Poznan is described in travel guides as a quaint, historic university city with a population of less than 1m. Most visitors to Poland are lured instead by bustling Warsaw or trendy Krakow, with Poznan attracting attention only because it lies on the Paris-Berlin-Moscow rail route.
But Poznan’s economic development officials weren’t about to let location scouts from Carlsberg, a DKr45 billion (€6 billion) Danish brewer, bypass their town. A smattering of other western companies — GlaxoSmithKline and Wrigley, to name a couple — already had factories and offices there, but city officials wanted a slice of the growing business from companies setting up centres to house their back-office processes in central and eastern Europe.
Poznan’s hearty welcome impressed Jørn Jensen, Carlsberg’s CFO and deputy CEO, who first visited in 2006. Until then, the company ran only a small shared service centre (SSC) for its Nordic units, so there was a lot riding on making the project a success. Opening an accounting SSC to serve all its European operations offered a “huge opportunity” as part of a series of group-wide programmes to align and streamline processes at Carlsberg, Jensen says.
But why Poznan rather than a more tried-and-tested SSC site, such as Dublin or Brussels? Jensen says that Poznan met all the critical requirements — a regularly replenished pool of recruits from the local university, a low-cost operating environment, and a pro-business fiscal and regulatory regime.
What’s more, it was off the beaten track.
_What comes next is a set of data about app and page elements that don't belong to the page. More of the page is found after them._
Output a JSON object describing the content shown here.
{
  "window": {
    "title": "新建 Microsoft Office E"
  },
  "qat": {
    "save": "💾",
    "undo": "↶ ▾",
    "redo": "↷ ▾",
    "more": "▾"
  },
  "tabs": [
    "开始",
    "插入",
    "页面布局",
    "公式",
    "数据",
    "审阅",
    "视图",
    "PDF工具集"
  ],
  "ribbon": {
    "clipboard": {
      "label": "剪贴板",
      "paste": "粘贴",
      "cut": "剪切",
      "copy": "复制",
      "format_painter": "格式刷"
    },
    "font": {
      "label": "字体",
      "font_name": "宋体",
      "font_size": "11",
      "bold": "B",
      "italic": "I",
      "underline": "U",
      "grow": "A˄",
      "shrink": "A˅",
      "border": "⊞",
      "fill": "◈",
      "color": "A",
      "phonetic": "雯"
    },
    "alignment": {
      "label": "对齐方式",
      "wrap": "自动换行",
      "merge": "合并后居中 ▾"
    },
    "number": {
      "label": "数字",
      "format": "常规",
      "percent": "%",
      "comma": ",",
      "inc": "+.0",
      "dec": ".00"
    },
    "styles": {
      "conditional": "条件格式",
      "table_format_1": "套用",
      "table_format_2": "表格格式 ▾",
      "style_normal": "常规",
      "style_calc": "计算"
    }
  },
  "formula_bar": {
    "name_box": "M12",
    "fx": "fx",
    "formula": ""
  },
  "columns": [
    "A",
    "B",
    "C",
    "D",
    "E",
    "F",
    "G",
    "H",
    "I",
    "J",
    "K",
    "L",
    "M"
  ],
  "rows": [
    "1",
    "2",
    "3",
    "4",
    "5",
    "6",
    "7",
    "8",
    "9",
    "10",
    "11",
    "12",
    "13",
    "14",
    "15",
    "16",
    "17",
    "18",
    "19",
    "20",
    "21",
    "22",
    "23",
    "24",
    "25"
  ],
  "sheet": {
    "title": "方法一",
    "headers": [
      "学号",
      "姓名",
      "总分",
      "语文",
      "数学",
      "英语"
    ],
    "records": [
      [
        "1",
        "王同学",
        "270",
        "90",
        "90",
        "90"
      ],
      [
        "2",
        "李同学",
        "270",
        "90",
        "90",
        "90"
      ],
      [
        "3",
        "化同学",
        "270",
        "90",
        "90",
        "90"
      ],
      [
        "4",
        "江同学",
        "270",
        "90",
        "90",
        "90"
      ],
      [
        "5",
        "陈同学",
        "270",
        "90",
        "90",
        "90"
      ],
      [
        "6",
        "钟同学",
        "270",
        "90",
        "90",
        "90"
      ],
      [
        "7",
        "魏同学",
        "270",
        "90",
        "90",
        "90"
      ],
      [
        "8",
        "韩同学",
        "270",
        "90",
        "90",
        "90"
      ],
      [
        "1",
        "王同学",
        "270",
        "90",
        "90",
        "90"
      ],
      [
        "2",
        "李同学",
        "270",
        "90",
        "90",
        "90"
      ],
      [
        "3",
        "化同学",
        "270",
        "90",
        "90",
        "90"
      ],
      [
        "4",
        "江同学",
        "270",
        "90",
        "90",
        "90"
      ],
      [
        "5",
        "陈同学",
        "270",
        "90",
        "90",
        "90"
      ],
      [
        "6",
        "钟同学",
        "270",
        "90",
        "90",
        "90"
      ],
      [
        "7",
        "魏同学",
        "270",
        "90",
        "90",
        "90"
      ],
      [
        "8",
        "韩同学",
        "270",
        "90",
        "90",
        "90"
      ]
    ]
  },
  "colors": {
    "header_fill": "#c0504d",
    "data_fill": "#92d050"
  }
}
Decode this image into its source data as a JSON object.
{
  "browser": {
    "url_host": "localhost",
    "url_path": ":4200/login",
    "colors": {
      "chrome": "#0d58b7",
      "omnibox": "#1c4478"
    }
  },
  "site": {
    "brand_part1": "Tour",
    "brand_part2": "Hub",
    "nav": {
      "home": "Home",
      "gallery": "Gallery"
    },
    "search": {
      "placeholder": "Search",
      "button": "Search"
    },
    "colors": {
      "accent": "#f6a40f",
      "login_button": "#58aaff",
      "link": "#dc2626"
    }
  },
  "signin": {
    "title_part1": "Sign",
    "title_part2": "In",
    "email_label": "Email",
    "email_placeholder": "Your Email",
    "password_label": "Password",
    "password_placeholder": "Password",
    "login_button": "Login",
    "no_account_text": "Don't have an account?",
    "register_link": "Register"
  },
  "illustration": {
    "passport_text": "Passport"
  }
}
While companies have been facing rising costs in more popular cities, Jensen reckoned that Carlsberg would have an early-mover advantage in Poznan and wouldn’t encounter much competition for staff and other resources. “We were one of the first companies to set up [an SSC] in Poznan, which makes it far easier when it comes to getting the right people in place at the right price,” he says.
Jensen isn’t the only CFO to take an SSC into uncharted territory recently. And the good news is that the list of cities wooing CFOs like Jensen — from Poznan to Timisoara in Romania to Brno in the Czech Republic — is growing by the day. “I’m seeing new countries, new locations coming up on the [SSC] map,” says Steven Culp, managing director for finance and performance management in Europe at consultants Accenture. “At the same time, I’m seeing reinvention and specialisation in the countries that have been doing it for longer. Based on what an organisation is looking to achieve, I think now more than ever they have more options open to them.”
Yet more options can also mean more worries. Armed with a decade’s worth of lessons from SSC pioneers, CFOs now realise how a bad site decision can contribute to the demise of an SSC strategy. Choosing the wrong location could leave a company facing escalating costs, plummeting productivity and, for the CFO, a tattered reputation.
And there is more riding on SSC decisions than ever, as exceptionally lean teams with limited resources are expected to raise the bar in terms of the depth and complexity of the services that their centres provide. As Sachin Shah, a partner at Bain & Company, notes, “Ten years ago, one of the outputs of a finance transformation was to set up an SSC. Now it’s turned around — one of the outputs of an SSC has to be enabling finance transformation.”